POOLE Hospital has celebrated 50 years since the first brick was laid on its A Block.

Princess Alexandra laid the foundation stone for one of the hospital’s four main ward blocks back in 1961.

On opening, the block housed six 30-bed wards, including geriatric, surgical, orthopaedic and medical/coronary care.

That day the Echo reported that: “Hand in hand, their faces flushed with excitement, long lines of children poured into Longfleet Road in Poole, eager to see Princess Alexandra of Kent, who visited the town to open the new maternity wing and lay the foundation stone of the new Poole General Hospital.

“Around and behind them, crowds packed the pavements, mother with prams, housewives with shopping baskets on their arms, and people from offices.

“Even a cart-load of gypsies rattled into town, laughing gaily, with bright ribbons in their hair, to join the sightseers.

The princess flew in to Hurn before being taken by royal car to Poole.

As she passed the Alderney unit of the hospital, 2,500 eager children pressed forward on the pavement for a quick glimpse of the princess as she passed.

And another 2,500 children fronted packed crowds of sightseers on Longfleet Road.

At the hospital, she was received by the Lord Lieutenant of Dorset, Lord Digby where she was presented to local dignitaries.

In the maternity wing there were 23 babies – one mother with twins – and Her Royal Highness was presented with a silver christening mug.

At the stone-laying ceremony on the site of the new hospital were a number of blind people accompanied by guide dogs, in which the Princess had a special interest.

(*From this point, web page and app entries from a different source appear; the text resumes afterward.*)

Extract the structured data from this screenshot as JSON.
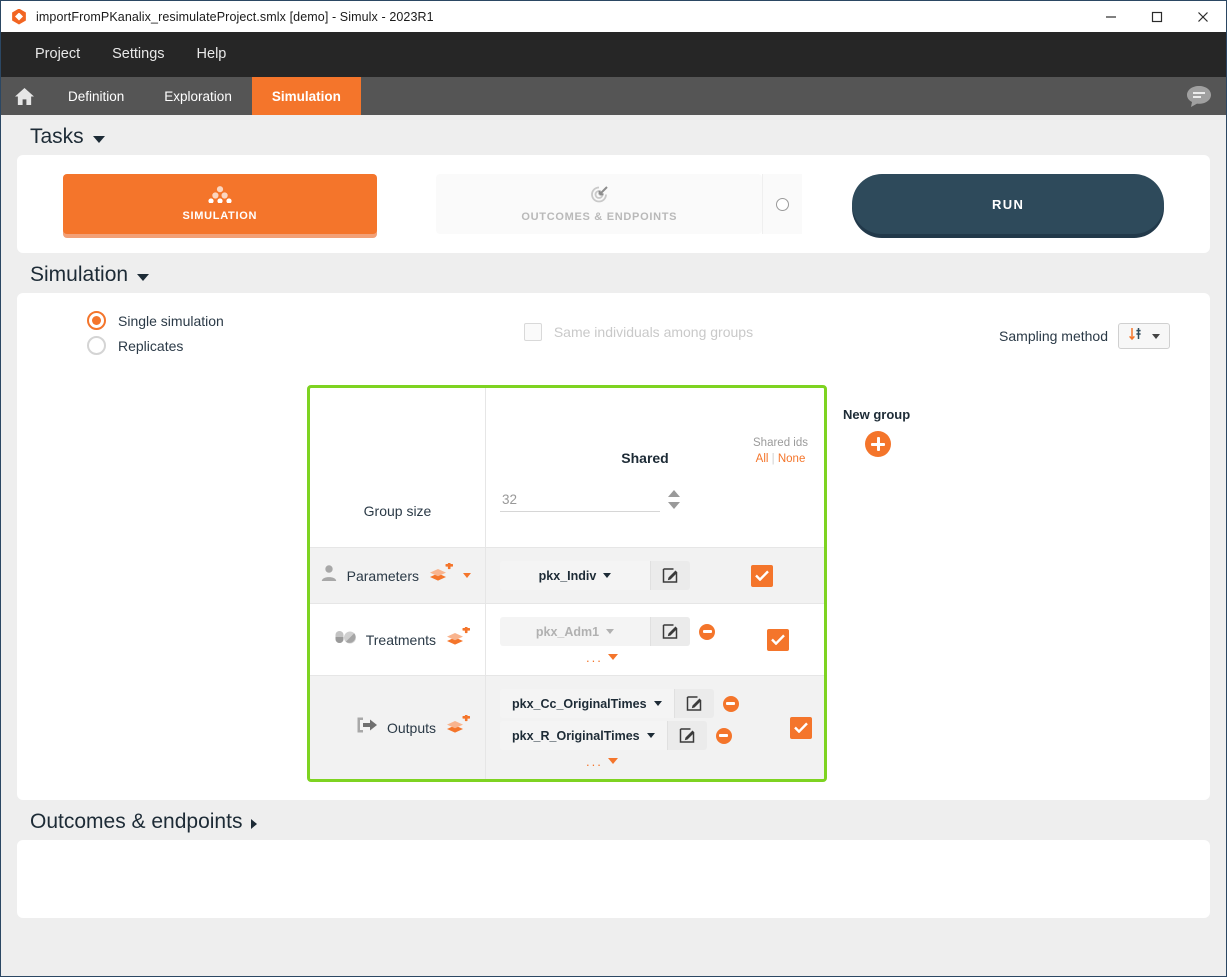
{
  "window": {
    "title": "importFromPKanalix_resimulateProject.smlx [demo]  - Simulx - 2023R1",
    "app_icon": "simulx-hex-icon",
    "minimize_label": "Minimize",
    "maximize_label": "Maximize",
    "close_label": "Close"
  },
  "menubar": {
    "items": [
      {
        "label": "Project"
      },
      {
        "label": "Settings"
      },
      {
        "label": "Help"
      }
    ]
  },
  "tabbar": {
    "home_icon": "home-icon",
    "chat_icon": "chat-bubble-icon",
    "tabs": [
      {
        "label": "Definition",
        "active": false
      },
      {
        "label": "Exploration",
        "active": false
      },
      {
        "label": "Simulation",
        "active": true
      }
    ]
  },
  "tasks": {
    "title": "Tasks",
    "simulation_task": {
      "label": "SIMULATION",
      "icon": "group-dots-icon",
      "selected": true
    },
    "outcomes_task": {
      "label": "OUTCOMES & ENDPOINTS",
      "icon": "target-arrow-icon",
      "selected": false
    },
    "run_label": "RUN"
  },
  "simulation": {
    "title": "Simulation",
    "mode_options": [
      {
        "label": "Single simulation",
        "selected": true
      },
      {
        "label": "Replicates",
        "selected": false
      }
    ],
    "same_individuals": {
      "label": "Same individuals among groups",
      "checked": false,
      "disabled": true
    },
    "sampling": {
      "label": "Sampling method",
      "icon": "sort-sliders-icon"
    },
    "table": {
      "group_size_label": "Group size",
      "group_size_value": "32",
      "shared_header": "Shared",
      "shared_ids_label": "Shared ids",
      "shared_ids_all": "All",
      "shared_ids_sep": "|",
      "shared_ids_none": "None",
      "rows": [
        {
          "label": "Parameters",
          "icon": "person-icon",
          "add_icon": "add-layers-icon",
          "has_add_caret": true,
          "chips": [
            {
              "name": "pkx_Indiv",
              "muted": false,
              "removable": false,
              "edit_icon": "pencil-edit-icon"
            }
          ],
          "show_more": false,
          "checked": true
        },
        {
          "label": "Treatments",
          "icon": "pills-icon",
          "add_icon": "add-layers-icon",
          "has_add_caret": false,
          "chips": [
            {
              "name": "pkx_Adm1",
              "muted": true,
              "removable": true,
              "edit_icon": "pencil-edit-icon"
            }
          ],
          "show_more": true,
          "more_label": "...",
          "checked": true
        },
        {
          "label": "Outputs",
          "icon": "export-arrow-icon",
          "add_icon": "add-layers-icon",
          "has_add_caret": false,
          "chips": [
            {
              "name": "pkx_Cc_OriginalTimes",
              "muted": false,
              "removable": true,
              "edit_icon": "pencil-edit-icon"
            },
            {
              "name": "pkx_R_OriginalTimes",
              "muted": false,
              "removable": true,
              "edit_icon": "pencil-edit-icon"
            }
          ],
          "show_more": true,
          "more_label": "...",
          "checked": true
        }
      ]
    },
    "new_group": {
      "label": "New group",
      "icon": "plus-circle-icon"
    }
  },
  "outcomes_section": {
    "title": "Outcomes & endpoints"
  },
  "colors": {
    "accent_orange": "#f4752b",
    "run_dark": "#2e4a5b",
    "group_border_green": "#7ed321",
    "menubar_dark": "#262626",
    "tabbar_grey": "#555555",
    "page_bg": "#eeeeee"
  }
}
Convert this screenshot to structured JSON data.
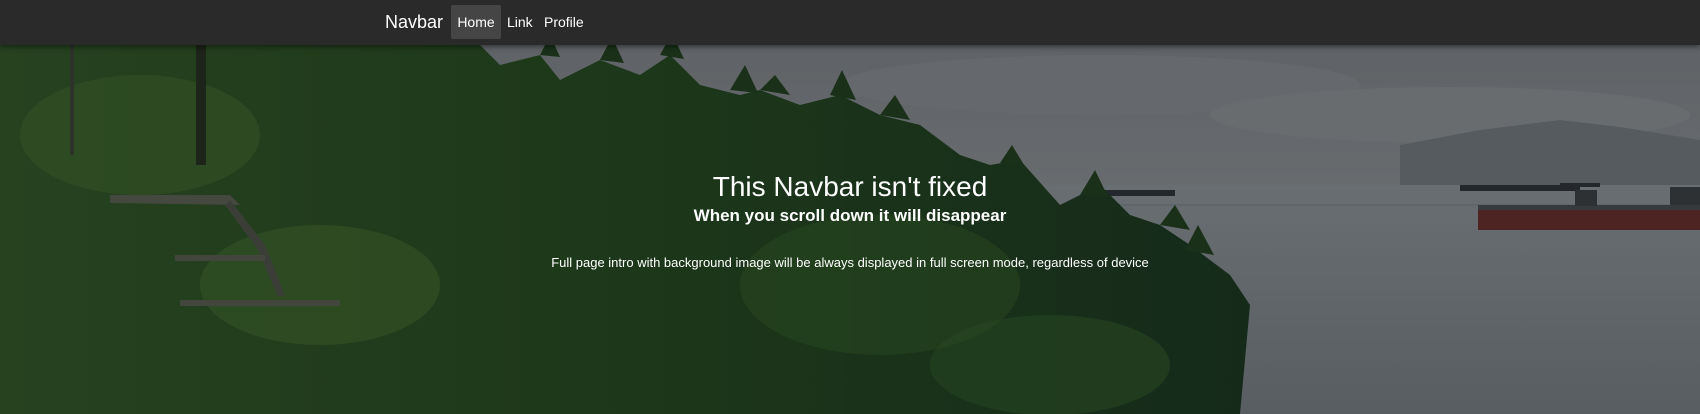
{
  "navbar": {
    "brand": "Navbar",
    "items": [
      {
        "label": "Home",
        "active": true
      },
      {
        "label": "Link",
        "active": false
      },
      {
        "label": "Profile",
        "active": false
      }
    ]
  },
  "hero": {
    "title": "This Navbar isn't fixed",
    "subtitle": "When you scroll down it will disappear",
    "description": "Full page intro with background image will be always displayed in full screen mode, regardless of device"
  },
  "colors": {
    "navbar_bg": "#2a2a2a",
    "active_item_bg": "#454545",
    "text": "#ffffff"
  }
}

It would be another eight years before the new Poole General Hospital itself was officially opened… by the Queen.

It had cost £4.5 million plus another half million on “loose equipment”.

In 2011, the building for which Princess Alexandra laid the foundation stone has a very different look and houses a wide range of modern medical services.

The ground level now houses the emergency assessment unit, while the children’s unit sits on the first floor.

The hospital’s flagship critical care unit lies on the second floor, with a rapid evaluation unit for the elderly and other general wards above that.